Excerpts from an interface dataset
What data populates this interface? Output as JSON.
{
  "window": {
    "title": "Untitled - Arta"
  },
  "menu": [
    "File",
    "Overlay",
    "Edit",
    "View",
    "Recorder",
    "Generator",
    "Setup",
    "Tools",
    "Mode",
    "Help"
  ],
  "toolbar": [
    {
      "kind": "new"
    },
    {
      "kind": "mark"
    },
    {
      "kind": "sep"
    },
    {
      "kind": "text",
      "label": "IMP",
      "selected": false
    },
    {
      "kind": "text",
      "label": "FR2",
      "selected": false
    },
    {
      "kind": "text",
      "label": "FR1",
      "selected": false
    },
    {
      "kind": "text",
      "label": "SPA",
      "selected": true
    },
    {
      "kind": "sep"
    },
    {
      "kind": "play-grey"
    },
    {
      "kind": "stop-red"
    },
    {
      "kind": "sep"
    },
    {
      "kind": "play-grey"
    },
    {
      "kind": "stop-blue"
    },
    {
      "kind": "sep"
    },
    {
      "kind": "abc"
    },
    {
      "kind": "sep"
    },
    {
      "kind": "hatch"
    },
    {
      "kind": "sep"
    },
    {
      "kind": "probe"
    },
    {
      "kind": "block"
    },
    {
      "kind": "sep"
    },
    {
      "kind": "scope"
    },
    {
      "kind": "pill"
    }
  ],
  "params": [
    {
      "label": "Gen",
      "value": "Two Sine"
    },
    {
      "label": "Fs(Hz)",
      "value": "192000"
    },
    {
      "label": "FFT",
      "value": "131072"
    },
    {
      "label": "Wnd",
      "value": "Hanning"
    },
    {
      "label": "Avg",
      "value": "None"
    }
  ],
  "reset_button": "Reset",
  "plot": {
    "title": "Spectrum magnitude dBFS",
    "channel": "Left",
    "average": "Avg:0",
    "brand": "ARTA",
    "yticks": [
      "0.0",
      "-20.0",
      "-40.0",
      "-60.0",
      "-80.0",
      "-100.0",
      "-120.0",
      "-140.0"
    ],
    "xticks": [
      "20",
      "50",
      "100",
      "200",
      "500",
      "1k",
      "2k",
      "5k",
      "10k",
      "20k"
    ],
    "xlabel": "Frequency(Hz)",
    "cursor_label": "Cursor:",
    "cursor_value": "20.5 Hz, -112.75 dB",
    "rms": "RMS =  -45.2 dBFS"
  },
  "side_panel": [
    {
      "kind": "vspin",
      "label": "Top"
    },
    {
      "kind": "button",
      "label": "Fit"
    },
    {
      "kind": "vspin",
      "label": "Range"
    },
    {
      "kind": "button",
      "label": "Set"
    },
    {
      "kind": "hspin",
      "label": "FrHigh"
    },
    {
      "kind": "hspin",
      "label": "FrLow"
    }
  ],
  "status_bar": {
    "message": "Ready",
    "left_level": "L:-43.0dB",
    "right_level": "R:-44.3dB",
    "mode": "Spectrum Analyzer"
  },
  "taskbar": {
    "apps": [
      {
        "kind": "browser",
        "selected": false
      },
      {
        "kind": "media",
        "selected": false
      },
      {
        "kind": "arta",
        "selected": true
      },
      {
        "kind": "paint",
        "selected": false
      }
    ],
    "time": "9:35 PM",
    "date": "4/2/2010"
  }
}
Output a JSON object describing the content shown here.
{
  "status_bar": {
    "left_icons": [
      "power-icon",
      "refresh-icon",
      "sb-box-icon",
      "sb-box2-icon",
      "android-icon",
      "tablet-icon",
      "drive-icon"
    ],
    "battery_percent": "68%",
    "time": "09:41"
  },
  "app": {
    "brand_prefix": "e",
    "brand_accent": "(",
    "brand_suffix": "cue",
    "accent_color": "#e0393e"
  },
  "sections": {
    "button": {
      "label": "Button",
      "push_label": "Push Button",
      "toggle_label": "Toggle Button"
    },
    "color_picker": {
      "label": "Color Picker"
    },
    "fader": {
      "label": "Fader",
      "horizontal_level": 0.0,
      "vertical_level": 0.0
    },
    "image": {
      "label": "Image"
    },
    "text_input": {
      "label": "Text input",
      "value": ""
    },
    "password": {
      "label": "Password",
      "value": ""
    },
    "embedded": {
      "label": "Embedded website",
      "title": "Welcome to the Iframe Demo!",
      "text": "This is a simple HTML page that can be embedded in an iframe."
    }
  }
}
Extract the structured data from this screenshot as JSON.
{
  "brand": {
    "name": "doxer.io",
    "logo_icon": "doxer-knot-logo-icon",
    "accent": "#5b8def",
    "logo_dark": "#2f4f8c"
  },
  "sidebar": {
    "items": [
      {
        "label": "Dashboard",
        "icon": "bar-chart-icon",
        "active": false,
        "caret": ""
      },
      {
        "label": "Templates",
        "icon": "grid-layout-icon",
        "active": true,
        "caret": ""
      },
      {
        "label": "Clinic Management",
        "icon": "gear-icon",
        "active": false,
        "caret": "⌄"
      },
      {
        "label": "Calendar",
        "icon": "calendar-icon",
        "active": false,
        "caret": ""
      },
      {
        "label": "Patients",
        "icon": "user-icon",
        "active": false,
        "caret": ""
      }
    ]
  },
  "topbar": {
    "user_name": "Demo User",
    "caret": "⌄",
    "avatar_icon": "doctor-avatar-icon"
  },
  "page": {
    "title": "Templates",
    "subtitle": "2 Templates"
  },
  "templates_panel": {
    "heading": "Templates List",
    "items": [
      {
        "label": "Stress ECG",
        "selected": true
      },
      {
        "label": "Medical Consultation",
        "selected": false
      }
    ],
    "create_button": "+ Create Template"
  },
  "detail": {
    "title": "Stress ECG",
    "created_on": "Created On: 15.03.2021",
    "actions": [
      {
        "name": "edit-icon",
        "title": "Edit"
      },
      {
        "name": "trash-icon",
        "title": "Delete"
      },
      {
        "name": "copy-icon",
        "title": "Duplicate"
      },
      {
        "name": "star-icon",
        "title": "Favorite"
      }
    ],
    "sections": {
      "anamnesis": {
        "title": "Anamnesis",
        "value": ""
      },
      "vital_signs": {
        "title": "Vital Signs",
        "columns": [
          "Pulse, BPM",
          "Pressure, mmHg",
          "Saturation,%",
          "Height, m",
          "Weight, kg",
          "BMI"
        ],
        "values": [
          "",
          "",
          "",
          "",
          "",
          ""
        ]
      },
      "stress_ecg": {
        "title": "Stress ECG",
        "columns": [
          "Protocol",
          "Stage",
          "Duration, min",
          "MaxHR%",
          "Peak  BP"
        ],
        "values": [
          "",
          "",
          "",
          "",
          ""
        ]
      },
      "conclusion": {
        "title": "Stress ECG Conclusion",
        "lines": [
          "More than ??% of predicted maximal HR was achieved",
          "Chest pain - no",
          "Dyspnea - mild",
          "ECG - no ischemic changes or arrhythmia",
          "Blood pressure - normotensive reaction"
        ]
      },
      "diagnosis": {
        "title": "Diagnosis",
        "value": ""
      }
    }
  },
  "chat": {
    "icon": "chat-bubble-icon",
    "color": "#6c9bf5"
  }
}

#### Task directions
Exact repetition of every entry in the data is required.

#### Response box
What data populates this interface? Output as JSON.
{
  "window": {
    "title": "Untitled - Arta"
  },
  "menu": [
    "File",
    "Overlay",
    "Edit",
    "View",
    "Recorder",
    "Generator",
    "Setup",
    "Tools",
    "Mode",
    "Help"
  ],
  "toolbar": [
    {
      "kind": "new"
    },
    {
      "kind": "mark"
    },
    {
      "kind": "sep"
    },
    {
      "kind": "text",
      "label": "IMP",
      "selected": false
    },
    {
      "kind": "text",
      "label": "FR2",
      "selected": false
    },
    {
      "kind": "text",
      "label": "FR1",
      "selected": false
    },
    {
      "kind": "text",
      "label": "SPA",
      "selected": true
    },
    {
      "kind": "sep"
    },
    {
      "kind": "play-grey"
    },
    {
      "kind": "stop-red"
    },
    {
      "kind": "sep"
    },
    {
      "kind": "play-grey"
    },
    {
      "kind": "stop-blue"
    },
    {
      "kind": "sep"
    },
    {
      "kind": "abc"
    },
    {
      "kind": "sep"
    },
    {
      "kind": "hatch"
    },
    {
      "kind": "sep"
    },
    {
      "kind": "probe"
    },
    {
      "kind": "block"
    },
    {
      "kind": "sep"
    },
    {
      "kind": "scope"
    },
    {
      "kind": "pill"
    }
  ],
  "params": [
    {
      "label": "Gen",
      "value": "Two Sine"
    },
    {
      "label": "Fs(Hz)",
      "value": "192000"
    },
    {
      "label": "FFT",
      "value": "131072"
    },
    {
      "label": "Wnd",
      "value": "Hanning"
    },
    {
      "label": "Avg",
      "value": "None"
    }
  ],
  "reset_button": "Reset",
  "plot": {
    "title": "Spectrum magnitude dBFS",
    "channel": "Left",
    "average": "Avg:0",
    "brand": "ARTA",
    "yticks": [
      "0.0",
      "-20.0",
      "-40.0",
      "-60.0",
      "-80.0",
      "-100.0",
      "-120.0",
      "-140.0"
    ],
    "xticks": [
      "20",
      "50",
      "100",
      "200",
      "500",
      "1k",
      "2k",
      "5k",
      "10k",
      "20k"
    ],
    "xlabel": "Frequency(Hz)",
    "cursor_label": "Cursor:",
    "cursor_value": "20.5 Hz, -112.75 dB",
    "rms": "RMS =  -45.2 dBFS"
  },
  "side_panel": [
    {
      "kind": "vspin",
      "label": "Top"
    },
    {
      "kind": "button",
      "label": "Fit"
    },
    {
      "kind": "vspin",
      "label": "Range"
    },
    {
      "kind": "button",
      "label": "Set"
    },
    {
      "kind": "hspin",
      "label": "FrHigh"
    },
    {
      "kind": "hspin",
      "label": "FrLow"
    }
  ],
  "status_bar": {
    "message": "Ready",
    "left_level": "L:-43.0dB",
    "right_level": "R:-44.3dB",
    "mode": "Spectrum Analyzer"
  },
  "taskbar": {
    "apps": [
      {
        "kind": "browser",
        "selected": false
      },
      {
        "kind": "media",
        "selected": false
      },
      {
        "kind": "arta",
        "selected": true
      },
      {
        "kind": "paint",
        "selected": false
      }
    ],
    "time": "9:35 PM",
    "date": "4/2/2010"
  }
}
Output a JSON object describing the content shown here.
{
  "status_bar": {
    "left_icons": [
      "power-icon",
      "refresh-icon",
      "sb-box-icon",
      "sb-box2-icon",
      "android-icon",
      "tablet-icon",
      "drive-icon"
    ],
    "battery_percent": "68%",
    "time": "09:41"
  },
  "app": {
    "brand_prefix": "e",
    "brand_accent": "(",
    "brand_suffix": "cue",
    "accent_color": "#e0393e"
  },
  "sections": {
    "button": {
      "label": "Button",
      "push_label": "Push Button",
      "toggle_label": "Toggle Button"
    },
    "color_picker": {
      "label": "Color Picker"
    },
    "fader": {
      "label": "Fader",
      "horizontal_level": 0.0,
      "vertical_level": 0.0
    },
    "image": {
      "label": "Image"
    },
    "text_input": {
      "label": "Text input",
      "value": ""
    },
    "password": {
      "label": "Password",
      "value": ""
    },
    "embedded": {
      "label": "Embedded website",
      "title": "Welcome to the Iframe Demo!",
      "text": "This is a simple HTML page that can be embedded in an iframe."
    }
  }
}
Extract the structured data from this screenshot as JSON.
{
  "brand": {
    "name": "doxer.io",
    "logo_icon": "doxer-knot-logo-icon",
    "accent": "#5b8def",
    "logo_dark": "#2f4f8c"
  },
  "sidebar": {
    "items": [
      {
        "label": "Dashboard",
        "icon": "bar-chart-icon",
        "active": false,
        "caret": ""
      },
      {
        "label": "Templates",
        "icon": "grid-layout-icon",
        "active": true,
        "caret": ""
      },
      {
        "label": "Clinic Management",
        "icon": "gear-icon",
        "active": false,
        "caret": "⌄"
      },
      {
        "label": "Calendar",
        "icon": "calendar-icon",
        "active": false,
        "caret": ""
      },
      {
        "label": "Patients",
        "icon": "user-icon",
        "active": false,
        "caret": ""
      }
    ]
  },
  "topbar": {
    "user_name": "Demo User",
    "caret": "⌄",
    "avatar_icon": "doctor-avatar-icon"
  },
  "page": {
    "title": "Templates",
    "subtitle": "2 Templates"
  },
  "templates_panel": {
    "heading": "Templates List",
    "items": [
      {
        "label": "Stress ECG",
        "selected": true
      },
      {
        "label": "Medical Consultation",
        "selected": false
      }
    ],
    "create_button": "+ Create Template"
  },
  "detail": {
    "title": "Stress ECG",
    "created_on": "Created On: 15.03.2021",
    "actions": [
      {
        "name": "edit-icon",
        "title": "Edit"
      },
      {
        "name": "trash-icon",
        "title": "Delete"
      },
      {
        "name": "copy-icon",
        "title": "Duplicate"
      },
      {
        "name": "star-icon",
        "title": "Favorite"
      }
    ],
    "sections": {
      "anamnesis": {
        "title": "Anamnesis",
        "value": ""
      },
      "vital_signs": {
        "title": "Vital Signs",
        "columns": [
          "Pulse, BPM",
          "Pressure, mmHg",
          "Saturation,%",
          "Height, m",
          "Weight, kg",
          "BMI"
        ],
        "values": [
          "",
          "",
          "",
          "",
          "",
          ""
        ]
      },
      "stress_ecg": {
        "title": "Stress ECG",
        "columns": [
          "Protocol",
          "Stage",
          "Duration, min",
          "MaxHR%",
          "Peak  BP"
        ],
        "values": [
          "",
          "",
          "",
          "",
          ""
        ]
      },
      "conclusion": {
        "title": "Stress ECG Conclusion",
        "lines": [
          "More than ??% of predicted maximal HR was achieved",
          "Chest pain - no",
          "Dyspnea - mild",
          "ECG - no ischemic changes or arrhythmia",
          "Blood pressure - normotensive reaction"
        ]
      },
      "diagnosis": {
        "title": "Diagnosis",
        "value": ""
      }
    }
  },
  "chat": {
    "icon": "chat-bubble-icon",
    "color": "#6c9bf5"
  }
}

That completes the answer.